**What you should do**
A copy is needed of each line in the records that has the word "Apache".

**Material provided**
━━━
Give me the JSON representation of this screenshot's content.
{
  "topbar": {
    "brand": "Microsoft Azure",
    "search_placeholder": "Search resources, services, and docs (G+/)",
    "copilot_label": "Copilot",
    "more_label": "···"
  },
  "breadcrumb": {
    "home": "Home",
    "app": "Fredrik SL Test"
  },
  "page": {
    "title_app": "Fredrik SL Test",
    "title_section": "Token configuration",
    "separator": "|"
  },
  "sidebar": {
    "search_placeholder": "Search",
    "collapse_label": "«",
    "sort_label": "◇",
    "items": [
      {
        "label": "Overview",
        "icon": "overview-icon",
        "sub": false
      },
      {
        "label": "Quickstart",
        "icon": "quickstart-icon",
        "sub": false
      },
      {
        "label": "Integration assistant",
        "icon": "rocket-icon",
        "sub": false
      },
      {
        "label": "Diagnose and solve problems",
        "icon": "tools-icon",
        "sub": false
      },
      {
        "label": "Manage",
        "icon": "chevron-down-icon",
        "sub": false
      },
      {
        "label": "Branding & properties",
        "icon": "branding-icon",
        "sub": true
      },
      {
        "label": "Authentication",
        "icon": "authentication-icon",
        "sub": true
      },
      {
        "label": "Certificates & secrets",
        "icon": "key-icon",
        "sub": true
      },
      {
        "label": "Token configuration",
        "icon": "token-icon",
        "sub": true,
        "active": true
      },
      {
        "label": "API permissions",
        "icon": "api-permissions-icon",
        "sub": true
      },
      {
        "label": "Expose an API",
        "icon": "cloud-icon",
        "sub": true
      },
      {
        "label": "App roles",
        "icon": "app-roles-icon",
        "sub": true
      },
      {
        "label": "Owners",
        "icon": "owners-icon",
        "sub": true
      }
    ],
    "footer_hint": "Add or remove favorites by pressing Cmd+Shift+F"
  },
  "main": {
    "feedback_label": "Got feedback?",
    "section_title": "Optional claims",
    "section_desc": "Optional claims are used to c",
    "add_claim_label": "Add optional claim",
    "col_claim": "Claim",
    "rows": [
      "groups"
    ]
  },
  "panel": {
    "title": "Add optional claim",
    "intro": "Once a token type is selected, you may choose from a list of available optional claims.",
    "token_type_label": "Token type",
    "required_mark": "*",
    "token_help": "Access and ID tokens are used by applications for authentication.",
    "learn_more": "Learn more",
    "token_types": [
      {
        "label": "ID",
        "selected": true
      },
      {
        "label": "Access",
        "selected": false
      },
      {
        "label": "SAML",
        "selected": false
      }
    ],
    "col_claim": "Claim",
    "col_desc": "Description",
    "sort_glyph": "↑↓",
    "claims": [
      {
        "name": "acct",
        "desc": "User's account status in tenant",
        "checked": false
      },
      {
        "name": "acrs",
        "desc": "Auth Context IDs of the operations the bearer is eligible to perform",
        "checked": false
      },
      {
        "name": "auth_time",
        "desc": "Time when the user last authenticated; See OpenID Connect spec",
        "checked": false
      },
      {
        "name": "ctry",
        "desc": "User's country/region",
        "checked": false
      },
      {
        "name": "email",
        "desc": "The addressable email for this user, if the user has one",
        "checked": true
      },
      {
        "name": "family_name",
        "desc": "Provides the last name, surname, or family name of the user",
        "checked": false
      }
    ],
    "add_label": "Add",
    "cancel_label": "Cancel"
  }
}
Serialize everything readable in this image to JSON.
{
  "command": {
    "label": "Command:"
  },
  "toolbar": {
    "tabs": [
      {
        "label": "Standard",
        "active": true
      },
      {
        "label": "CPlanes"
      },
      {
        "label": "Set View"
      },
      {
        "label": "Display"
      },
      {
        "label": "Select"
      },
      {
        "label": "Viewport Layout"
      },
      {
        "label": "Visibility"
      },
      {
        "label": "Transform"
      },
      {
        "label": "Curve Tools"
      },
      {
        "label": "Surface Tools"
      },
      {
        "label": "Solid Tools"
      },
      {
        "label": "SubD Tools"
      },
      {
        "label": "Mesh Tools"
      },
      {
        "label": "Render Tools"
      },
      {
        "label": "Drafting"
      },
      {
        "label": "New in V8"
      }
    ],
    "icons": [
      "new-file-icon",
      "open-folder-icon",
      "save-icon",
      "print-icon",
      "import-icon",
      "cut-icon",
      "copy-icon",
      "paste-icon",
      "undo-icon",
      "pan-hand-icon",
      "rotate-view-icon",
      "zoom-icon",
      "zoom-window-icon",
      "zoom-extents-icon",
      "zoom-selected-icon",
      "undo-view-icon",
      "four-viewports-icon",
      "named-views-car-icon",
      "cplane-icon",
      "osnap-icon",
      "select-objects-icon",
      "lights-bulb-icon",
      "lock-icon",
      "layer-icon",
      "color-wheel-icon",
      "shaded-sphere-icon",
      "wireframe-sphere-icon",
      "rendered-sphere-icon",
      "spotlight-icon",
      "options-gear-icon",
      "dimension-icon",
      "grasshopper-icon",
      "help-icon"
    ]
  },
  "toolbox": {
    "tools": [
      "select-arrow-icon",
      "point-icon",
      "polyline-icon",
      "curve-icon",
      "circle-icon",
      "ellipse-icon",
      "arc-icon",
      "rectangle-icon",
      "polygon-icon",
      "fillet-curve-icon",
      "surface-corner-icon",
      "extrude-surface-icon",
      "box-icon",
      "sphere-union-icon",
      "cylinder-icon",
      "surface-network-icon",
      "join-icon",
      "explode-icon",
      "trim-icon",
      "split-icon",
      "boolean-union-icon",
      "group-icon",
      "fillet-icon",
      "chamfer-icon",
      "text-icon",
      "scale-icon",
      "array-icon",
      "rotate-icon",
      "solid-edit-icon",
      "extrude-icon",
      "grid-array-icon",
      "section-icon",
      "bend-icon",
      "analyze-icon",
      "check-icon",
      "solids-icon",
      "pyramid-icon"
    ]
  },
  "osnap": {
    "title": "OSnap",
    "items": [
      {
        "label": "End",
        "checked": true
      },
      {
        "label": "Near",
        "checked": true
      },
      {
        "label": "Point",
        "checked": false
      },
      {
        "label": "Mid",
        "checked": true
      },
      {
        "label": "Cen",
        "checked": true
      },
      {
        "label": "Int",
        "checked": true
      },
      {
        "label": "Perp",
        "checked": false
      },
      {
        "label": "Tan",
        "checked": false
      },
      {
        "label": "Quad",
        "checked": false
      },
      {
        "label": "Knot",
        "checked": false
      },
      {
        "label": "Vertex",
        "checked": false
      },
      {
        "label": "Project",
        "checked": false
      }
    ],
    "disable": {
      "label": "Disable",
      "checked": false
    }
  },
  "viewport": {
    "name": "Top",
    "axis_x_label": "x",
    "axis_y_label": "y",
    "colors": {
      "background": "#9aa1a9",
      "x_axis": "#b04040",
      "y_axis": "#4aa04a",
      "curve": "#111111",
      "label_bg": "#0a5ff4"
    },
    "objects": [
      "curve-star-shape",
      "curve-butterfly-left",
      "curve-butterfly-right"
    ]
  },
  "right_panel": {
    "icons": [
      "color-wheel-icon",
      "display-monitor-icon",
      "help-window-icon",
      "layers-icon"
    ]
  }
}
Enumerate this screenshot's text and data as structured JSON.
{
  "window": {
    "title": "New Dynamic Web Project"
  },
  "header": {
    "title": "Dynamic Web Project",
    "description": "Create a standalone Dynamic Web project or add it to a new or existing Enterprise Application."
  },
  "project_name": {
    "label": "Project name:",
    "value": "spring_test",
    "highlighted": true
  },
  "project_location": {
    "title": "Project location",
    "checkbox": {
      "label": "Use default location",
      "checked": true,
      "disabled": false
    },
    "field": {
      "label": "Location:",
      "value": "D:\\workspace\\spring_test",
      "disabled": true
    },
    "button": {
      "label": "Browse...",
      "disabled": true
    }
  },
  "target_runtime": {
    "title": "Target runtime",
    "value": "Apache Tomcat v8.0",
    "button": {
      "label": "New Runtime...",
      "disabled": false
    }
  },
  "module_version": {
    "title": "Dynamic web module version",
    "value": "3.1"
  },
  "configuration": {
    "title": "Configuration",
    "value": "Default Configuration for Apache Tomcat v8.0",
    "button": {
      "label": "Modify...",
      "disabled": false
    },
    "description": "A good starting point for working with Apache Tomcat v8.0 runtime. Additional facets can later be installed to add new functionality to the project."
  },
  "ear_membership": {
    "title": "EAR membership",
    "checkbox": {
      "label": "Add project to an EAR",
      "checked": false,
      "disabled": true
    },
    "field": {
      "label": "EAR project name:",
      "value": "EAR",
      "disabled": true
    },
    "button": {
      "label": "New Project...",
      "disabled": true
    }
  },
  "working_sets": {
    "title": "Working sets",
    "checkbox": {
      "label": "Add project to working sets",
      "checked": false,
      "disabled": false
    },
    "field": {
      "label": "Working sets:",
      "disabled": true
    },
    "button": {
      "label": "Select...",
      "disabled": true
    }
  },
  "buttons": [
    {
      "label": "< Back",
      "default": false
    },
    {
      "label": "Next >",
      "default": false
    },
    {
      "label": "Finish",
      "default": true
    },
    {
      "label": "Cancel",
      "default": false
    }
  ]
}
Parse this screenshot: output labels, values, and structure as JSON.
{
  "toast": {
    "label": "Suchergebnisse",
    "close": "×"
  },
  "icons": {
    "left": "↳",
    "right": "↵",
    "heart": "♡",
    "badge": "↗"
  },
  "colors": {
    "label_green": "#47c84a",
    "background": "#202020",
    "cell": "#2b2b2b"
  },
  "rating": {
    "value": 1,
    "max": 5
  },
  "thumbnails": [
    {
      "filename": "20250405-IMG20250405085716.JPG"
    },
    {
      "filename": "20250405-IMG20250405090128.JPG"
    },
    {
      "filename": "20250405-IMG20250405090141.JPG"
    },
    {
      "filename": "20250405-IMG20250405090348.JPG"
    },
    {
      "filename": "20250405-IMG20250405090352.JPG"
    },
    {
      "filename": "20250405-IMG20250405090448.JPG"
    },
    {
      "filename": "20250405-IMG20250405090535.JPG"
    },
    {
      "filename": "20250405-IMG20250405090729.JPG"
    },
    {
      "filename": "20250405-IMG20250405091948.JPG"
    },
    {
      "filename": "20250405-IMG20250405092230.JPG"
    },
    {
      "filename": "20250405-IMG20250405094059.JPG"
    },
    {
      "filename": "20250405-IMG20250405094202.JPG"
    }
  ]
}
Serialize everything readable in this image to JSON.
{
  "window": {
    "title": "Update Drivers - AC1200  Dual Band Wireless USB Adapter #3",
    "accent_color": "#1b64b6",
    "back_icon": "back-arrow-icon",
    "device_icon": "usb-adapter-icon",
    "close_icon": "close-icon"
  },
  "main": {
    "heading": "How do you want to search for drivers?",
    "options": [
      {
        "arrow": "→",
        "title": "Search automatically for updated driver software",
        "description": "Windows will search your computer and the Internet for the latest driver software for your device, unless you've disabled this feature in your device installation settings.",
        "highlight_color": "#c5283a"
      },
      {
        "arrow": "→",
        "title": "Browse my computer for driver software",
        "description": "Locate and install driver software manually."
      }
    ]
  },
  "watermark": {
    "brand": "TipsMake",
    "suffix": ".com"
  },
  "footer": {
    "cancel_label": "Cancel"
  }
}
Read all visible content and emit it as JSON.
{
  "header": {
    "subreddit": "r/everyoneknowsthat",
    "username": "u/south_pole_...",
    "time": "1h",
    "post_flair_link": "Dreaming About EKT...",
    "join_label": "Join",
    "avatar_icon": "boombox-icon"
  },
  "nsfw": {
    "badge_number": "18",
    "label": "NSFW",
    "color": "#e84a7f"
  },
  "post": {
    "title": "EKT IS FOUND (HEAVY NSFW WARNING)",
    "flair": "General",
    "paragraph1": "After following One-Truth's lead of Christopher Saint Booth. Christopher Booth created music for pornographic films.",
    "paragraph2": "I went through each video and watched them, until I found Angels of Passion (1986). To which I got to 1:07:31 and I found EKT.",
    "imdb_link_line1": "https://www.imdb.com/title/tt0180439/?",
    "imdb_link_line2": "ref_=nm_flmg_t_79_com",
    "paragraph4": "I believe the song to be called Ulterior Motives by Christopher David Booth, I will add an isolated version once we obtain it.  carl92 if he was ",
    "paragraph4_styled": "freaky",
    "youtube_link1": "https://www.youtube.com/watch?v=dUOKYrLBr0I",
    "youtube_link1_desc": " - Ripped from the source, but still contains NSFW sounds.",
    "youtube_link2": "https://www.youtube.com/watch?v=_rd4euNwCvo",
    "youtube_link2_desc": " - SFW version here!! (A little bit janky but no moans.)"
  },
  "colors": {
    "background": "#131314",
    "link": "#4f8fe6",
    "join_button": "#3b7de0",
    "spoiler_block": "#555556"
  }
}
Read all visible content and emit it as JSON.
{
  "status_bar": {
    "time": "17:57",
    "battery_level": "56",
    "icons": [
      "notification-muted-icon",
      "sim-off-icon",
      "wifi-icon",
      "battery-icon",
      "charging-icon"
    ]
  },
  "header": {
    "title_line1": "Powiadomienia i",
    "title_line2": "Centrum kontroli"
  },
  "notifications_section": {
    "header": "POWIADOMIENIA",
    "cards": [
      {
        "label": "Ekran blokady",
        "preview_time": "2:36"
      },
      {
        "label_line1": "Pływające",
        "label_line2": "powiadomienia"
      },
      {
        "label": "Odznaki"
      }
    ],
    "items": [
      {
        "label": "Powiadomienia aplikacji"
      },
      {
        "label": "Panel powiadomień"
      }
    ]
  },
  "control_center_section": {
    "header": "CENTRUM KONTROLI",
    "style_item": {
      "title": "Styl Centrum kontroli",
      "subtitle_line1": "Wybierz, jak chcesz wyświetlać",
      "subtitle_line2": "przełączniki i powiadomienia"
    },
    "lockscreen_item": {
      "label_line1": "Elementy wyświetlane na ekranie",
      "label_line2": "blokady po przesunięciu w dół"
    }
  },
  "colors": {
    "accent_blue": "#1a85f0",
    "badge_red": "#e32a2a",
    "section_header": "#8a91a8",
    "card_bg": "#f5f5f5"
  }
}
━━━
**Answer below**
    "value": "Apache Tomcat v8.0",
    "value": "Default Configuration for Apache Tomcat v8.0",
    "description": "A good starting point for working with Apache Tomcat v8.0 runtime. Additional facets can later be installed to add new functionality to the project."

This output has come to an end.